Sappie, who is the head of Osizweni Clinic at Far Eastrand Hospital, told Health-e News that he believed that if it wasn’t for the Pholosong Hospital’s negligence, his mother would still be alive.
According to Sappie, his mother arrived at the hospital’s casualty unit. She was supposed to have been immediately admitted to the ICU, but the unit was full and staff were unsure of what to do.
“The two doctors who were trying to keep my mother stable said they thought they should wait for the doctor who was running the shift that day,” Sappie said.
Staff wanted the shift doctor to decide whether the seriously sick mother should be rerouted to another hospital, or if she should be kept at Pholosong in a normal ward.
Sappie said his mother was taken to a normal hospital ward at 11am, but was only seen by a doctor at 12.22pm.

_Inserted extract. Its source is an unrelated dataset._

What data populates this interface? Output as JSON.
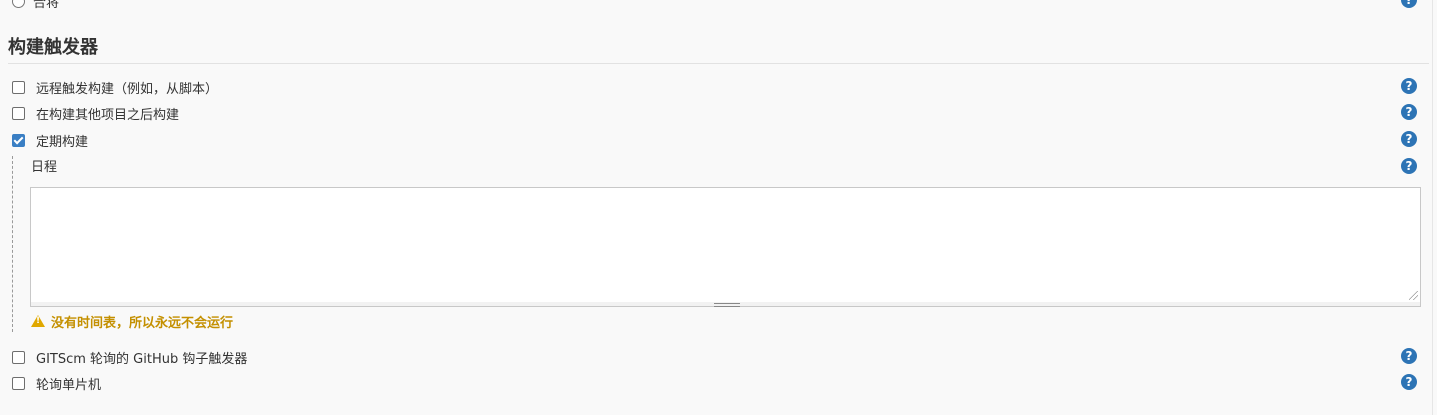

“I fail to understand that a patient who was supposed to be in the ICU was only seen by a doctor after more than an hour in the ward,” he said.

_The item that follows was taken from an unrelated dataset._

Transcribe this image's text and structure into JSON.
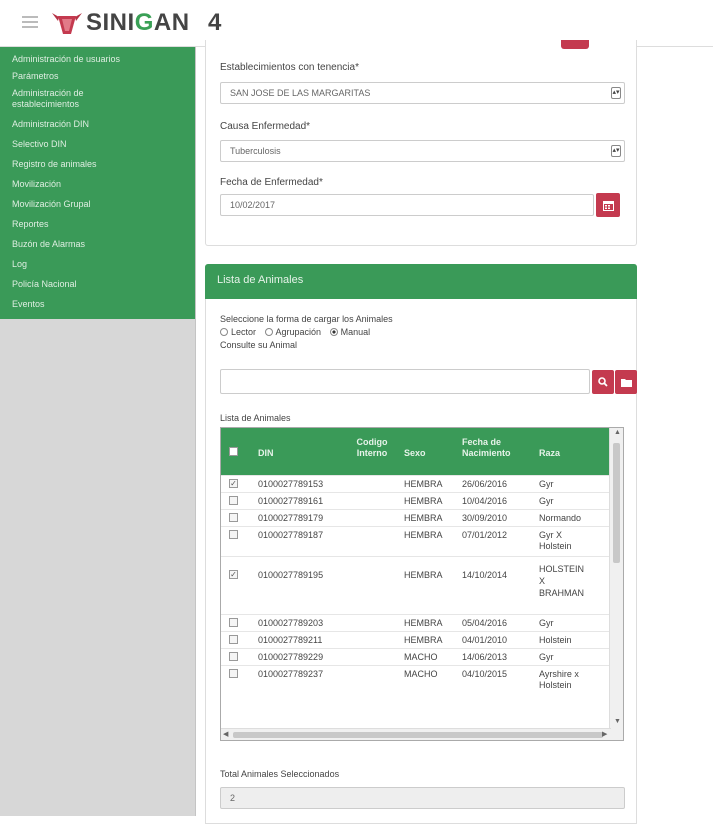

I fail to understand that a patient who was supposed to be in the ICU was only seen by a doctor after more than an hour in the ward.
Sappie said he allowed the Pholosong staff time and space to perform their duties. Although he is trained and experienced in nursing, he did not get involved in the care of his gravely sick mother.
He believes his mother should have been monitored hourly, but says this did not happen.
“I don’t blame the nurse who was running the shift for my mother’s death. I blame the heads of the hospital that allowed a newly qualified general nurse to run a shift instead of a fully fledged professional nurse,” he said.
Many things done incorrectly
Sappie believes many things in the handling of his mother were done incorrectly.
“We gave them my mother’s medical history (when she was admitted), but what they wrote in the file is not what we gave them.”
According to Sappie, his mother suffered from epilepsy and was on treatment, yet her file stated she was a diabetic.
“My mother was never diabetic, she was only epileptic. They measured her sugar level as 13,7, which is very high. But they did not prescribe anything to lower her sugar levels.”
When Sappie went to see his mother during visiting hours later that day he found her dead in the bed. She was not covered, nor were the curtains drawn around her.
“I found the ventilator on, but my mother was long dead,” he said, explaining how nurses failed to answer him when he asked for the time of his mother’s death.
“They only noticed that she was dead when I called them,” he said.
Sappie now wants hospital management to be called to account, and wants to know everything that happened.
He said it took more than two days for the hospital to issue a notification of death – something that should have been done at the time it happened.
Steve Mabona, spokesman for the Gauteng Department of Health, said an investigation into the death of Thabitha Sappie was concluded last month. He said her family had not yet been invited to a redress meeting on grounds that “a relative of the deceased assaulted the hospital attending nurse and took the patient’s file home”.
He said the hospital would meet with the Sappie family on a date agreed upon with them.
Mabona said the BI form or notification of death had been completed and signed on August 20, the day Thabitha Sappie died. However, because it was a Saturday, the document was only stamped on Monday August 22 when the body was handed to the undertaker – meaning there was no two days delay as alleged by the family.
Mabona said two professional nurses, one staff nurse and an assistant nurse were on duty when Thabitha Sappie died.
“They were all working as a team with a team leader,” Mabona said, adding that the ward had not been left in the hands of only one newly qualified nurse as had been claimed.
Sappie is now waiting for the redress meeting for closure.